Premier League chiefs will meet on Thursday to discuss how they effectively finish the coronavirus-affected 2019/20 season, with the EFL expected to follow their lead.
The English game, like most of Europe, has suspended all football until April 3 at the earliest due to the outbreak, which has, at the time of writing, killed 55 people so far in the UK.
And while there is no outline as to what would happen were the English game be ended now due to the outbreak, a report in the Daily Telegraph claimed senior club executives at the Premier League say there would be no issue declaring Liverpool as champions in a decision that could also see the Premier League extended to 22 teams to accommodate Leeds and West Brom, who currently top the Championship.
However, talk the season could be declared “null and void” were first brought to the public’s attention by Karren Brady.
And with there being no guarantee football will be able to resume on April 3, as originally proposed, West Ham vice-chairman Brady has opposed that view and says the entire season could be declared void, meaning Liverpool’s efforts all count for nothing.
Writing in her column for The Sun , Brady said: “There is no dodging the possibility that all levels in the EFL as well as the Premier League will have to be cancelled and this season declared null and void because if the players can’t play the games can’t go ahead.
“The PL hopes that an interlude of three weeks from will enable it to restart but that may well be dreamland.
“Perhaps scrubbing the European Championship could provide more time to complete the season into the summer but that is also a giant ‘if’.
“What if the league cannot be finished?”
Brady added: “As games in both the PL and in the EFL are affected, the only fair and reasonable thing to do is declare the whole season null and void.
“Who knows who would have gone down or come up if the games have not actually been played in full?
“A huge blow to Liverpool who might be robbed of their first title in 30 years.”
However, following the news on Tuesday that UEFA has decided to put Euro 2020 back 12 months to the summer of 2021, the Daily Star reports that the Premier League will now meet to discuss how they can finish the current season, with Liverpool needing just two wins to confirm their status as champions.
That could, of course, spell bad news to those sides battling to stay in the Premier League, with Brady‘s West Ham out of the relegation zone on goal difference only, with Bournemouth, Aston Villa and Norwich currently making up the bottom three.
Euro 2021 will now take place between June 11 and July 11 across a dozen European cities.
The move has freed up more time for domestic leagues across Europe to be completed – and a working group has been set-up involving league and club representatives to see if calendar solutions can be found to make sure this now happens.
The news will also provide Championship promotion hopefuls Leeds and West Brom with a boost as they look to secure their place back among the elite.
They feared the integrity of the game would be in question were the season to be scrapped and their efforts so far due to count for nothing.
However, the latest reports that the Premier league and the EFL are likely to be committed to seeing the current season out – whenever that may be – will at least give hope to table-topping Liverpool and Leeds that better times are ahead, once the global coronavirus pandemic eases.
UEFA chief explains why coronavirus enforced Euro 2020 postponement
In explaining their organisation’s decision to put Euro 2020 back to the following summer, UEFA president Aleksander Ceferin said: “We are at the helm of a sport that vast numbers of people live and breathe that has been laid low by this invisible and fast-moving opponent.
“It is at times like these, that the football community needs to show responsibility, unity, solidarity and altruism.
“The health of fans, staff and players has to be our number one priority and in that spirit, Uefa tabled a range of options so that competitions can finish this season safely – and I am proud of the response of my colleagues across European football.
“There was a real spirit of cooperation, with everyone recognising that they had to sacrifice something in order to achieve the best result.
“It was important that, as the governing body of European football, Uefa led the process and made the biggest sacrifice.
“Moving Euro 2020 comes at a huge cost for Uefa but we will do our best to ensure that the vital funding for grassroots, women’s football and the development of the game in our 55 countries is not affected.
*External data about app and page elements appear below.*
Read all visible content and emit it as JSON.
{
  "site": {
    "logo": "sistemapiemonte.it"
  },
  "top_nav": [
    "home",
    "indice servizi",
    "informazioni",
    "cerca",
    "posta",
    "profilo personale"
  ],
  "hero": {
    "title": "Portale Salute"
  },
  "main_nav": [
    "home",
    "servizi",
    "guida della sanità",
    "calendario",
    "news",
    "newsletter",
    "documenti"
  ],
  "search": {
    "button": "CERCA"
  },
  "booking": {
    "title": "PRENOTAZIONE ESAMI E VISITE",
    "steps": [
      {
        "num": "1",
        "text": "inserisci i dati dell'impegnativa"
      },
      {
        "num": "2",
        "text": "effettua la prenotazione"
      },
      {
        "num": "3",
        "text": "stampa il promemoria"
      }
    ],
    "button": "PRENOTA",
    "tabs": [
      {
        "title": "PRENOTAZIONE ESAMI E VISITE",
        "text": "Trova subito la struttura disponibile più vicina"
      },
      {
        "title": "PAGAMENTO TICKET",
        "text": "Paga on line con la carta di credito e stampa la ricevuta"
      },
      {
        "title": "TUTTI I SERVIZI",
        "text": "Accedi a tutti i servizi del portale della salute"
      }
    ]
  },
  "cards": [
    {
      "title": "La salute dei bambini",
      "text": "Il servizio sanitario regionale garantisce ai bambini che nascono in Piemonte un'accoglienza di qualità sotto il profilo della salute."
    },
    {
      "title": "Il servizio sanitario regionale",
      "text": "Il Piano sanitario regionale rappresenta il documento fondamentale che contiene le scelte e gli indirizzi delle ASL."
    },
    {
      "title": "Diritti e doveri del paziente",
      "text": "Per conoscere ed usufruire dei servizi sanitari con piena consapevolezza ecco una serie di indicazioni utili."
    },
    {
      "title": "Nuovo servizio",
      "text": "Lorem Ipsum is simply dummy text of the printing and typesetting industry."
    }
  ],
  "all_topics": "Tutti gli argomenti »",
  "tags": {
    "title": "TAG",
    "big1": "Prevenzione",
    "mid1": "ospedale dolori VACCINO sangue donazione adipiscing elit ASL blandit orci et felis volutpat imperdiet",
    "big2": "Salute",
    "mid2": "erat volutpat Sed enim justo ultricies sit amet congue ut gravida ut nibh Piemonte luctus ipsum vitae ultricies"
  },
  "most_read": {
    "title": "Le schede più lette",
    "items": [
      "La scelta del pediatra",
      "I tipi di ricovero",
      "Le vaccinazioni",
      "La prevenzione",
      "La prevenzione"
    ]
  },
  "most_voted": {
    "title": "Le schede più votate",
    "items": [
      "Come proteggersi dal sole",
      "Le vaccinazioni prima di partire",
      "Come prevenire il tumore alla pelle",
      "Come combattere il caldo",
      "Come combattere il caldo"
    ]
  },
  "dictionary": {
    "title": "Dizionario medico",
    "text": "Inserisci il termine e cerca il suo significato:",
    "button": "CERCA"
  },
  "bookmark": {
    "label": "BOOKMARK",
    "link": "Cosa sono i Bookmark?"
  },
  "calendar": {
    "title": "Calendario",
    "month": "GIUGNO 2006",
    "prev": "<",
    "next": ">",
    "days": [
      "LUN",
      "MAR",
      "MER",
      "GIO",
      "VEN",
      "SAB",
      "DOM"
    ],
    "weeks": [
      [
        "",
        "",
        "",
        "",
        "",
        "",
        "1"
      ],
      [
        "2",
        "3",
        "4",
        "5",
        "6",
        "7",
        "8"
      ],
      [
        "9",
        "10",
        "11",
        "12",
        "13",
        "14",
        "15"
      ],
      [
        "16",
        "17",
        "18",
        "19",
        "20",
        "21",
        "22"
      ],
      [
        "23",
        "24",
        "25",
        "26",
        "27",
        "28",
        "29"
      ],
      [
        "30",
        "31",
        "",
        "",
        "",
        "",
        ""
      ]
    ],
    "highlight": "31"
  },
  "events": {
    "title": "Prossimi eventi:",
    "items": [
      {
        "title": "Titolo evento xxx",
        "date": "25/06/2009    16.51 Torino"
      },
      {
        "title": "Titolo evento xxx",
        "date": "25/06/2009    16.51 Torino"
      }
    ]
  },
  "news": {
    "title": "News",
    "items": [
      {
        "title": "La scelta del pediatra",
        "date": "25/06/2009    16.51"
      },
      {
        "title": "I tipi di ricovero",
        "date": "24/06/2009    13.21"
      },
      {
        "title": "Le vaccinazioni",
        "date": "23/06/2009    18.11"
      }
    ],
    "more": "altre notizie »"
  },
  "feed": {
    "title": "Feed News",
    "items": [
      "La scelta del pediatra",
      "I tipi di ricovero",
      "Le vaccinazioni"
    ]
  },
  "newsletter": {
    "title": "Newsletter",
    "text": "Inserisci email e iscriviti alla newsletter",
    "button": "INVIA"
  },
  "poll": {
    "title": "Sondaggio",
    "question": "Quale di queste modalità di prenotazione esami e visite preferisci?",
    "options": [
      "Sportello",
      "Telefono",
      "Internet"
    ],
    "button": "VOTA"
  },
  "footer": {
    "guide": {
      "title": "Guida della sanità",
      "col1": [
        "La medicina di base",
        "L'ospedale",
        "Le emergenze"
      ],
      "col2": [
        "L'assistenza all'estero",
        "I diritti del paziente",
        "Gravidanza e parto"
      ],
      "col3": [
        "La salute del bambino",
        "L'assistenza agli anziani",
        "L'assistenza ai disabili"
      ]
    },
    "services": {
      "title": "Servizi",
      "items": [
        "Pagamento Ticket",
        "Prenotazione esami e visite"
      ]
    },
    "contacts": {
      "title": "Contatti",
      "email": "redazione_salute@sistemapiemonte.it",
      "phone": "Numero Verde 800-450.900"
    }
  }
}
Purpose over profit has been our guiding principle in taking this decision for the good of European football as a whole.”
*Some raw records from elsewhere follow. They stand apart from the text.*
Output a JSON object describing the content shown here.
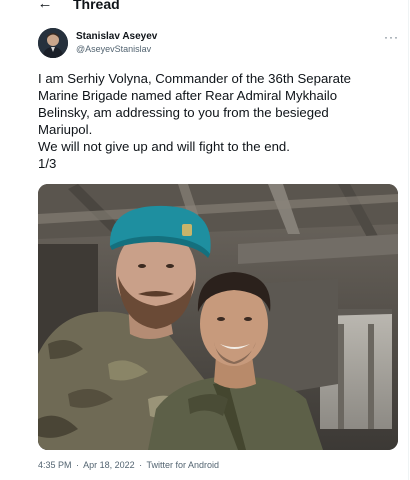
{
  "header": {
    "back_icon": "arrow-left-icon",
    "title": "Thread"
  },
  "tweet": {
    "author_name": "Stanislav Aseyev",
    "author_handle": "@AseyevStanislav",
    "more_icon": "more-horizontal-icon",
    "text_lines": [
      "I am Serhiy Volyna, Commander of the 36th Separate",
      "Marine Brigade named after Rear Admiral Mykhailo",
      "Belinsky, am addressing to you from the besieged",
      "Mariupol.",
      "We will not give up and will fight to the end.",
      "1/3"
    ],
    "time": "4:35 PM",
    "date": "Apr 18, 2022",
    "separator": "·",
    "source": "Twitter for Android"
  },
  "colors": {
    "text_primary": "#0f1419",
    "text_secondary": "#536471",
    "beret": "#1e8fa0"
  }
}
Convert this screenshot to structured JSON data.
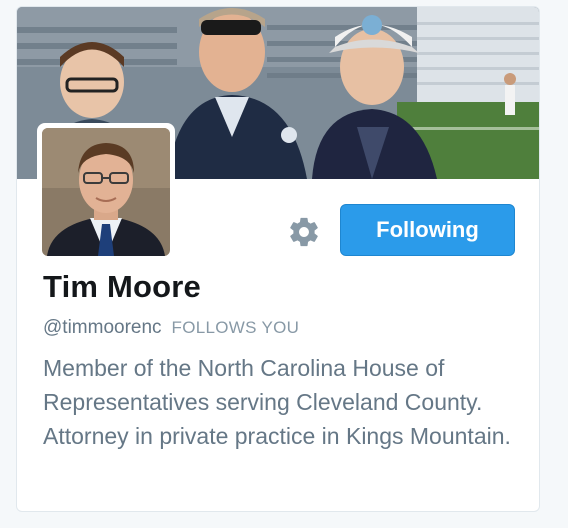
{
  "profile": {
    "name": "Tim Moore",
    "handle": "@timmoorenc",
    "follows_you": "FOLLOWS YOU",
    "bio": "Member of the North Carolina House of Representatives serving Cleveland County. Attorney in private practice in Kings Mountain."
  },
  "actions": {
    "settings_icon": "gear-icon",
    "follow_label": "Following"
  },
  "colors": {
    "accent": "#2b9bea",
    "name_text": "#14171a",
    "secondary_text": "#657786",
    "card_border": "#e1e8ed"
  }
}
The move is expected to cost UEFA millions in lost revenue and will also create further headaches for them moving towards next summer.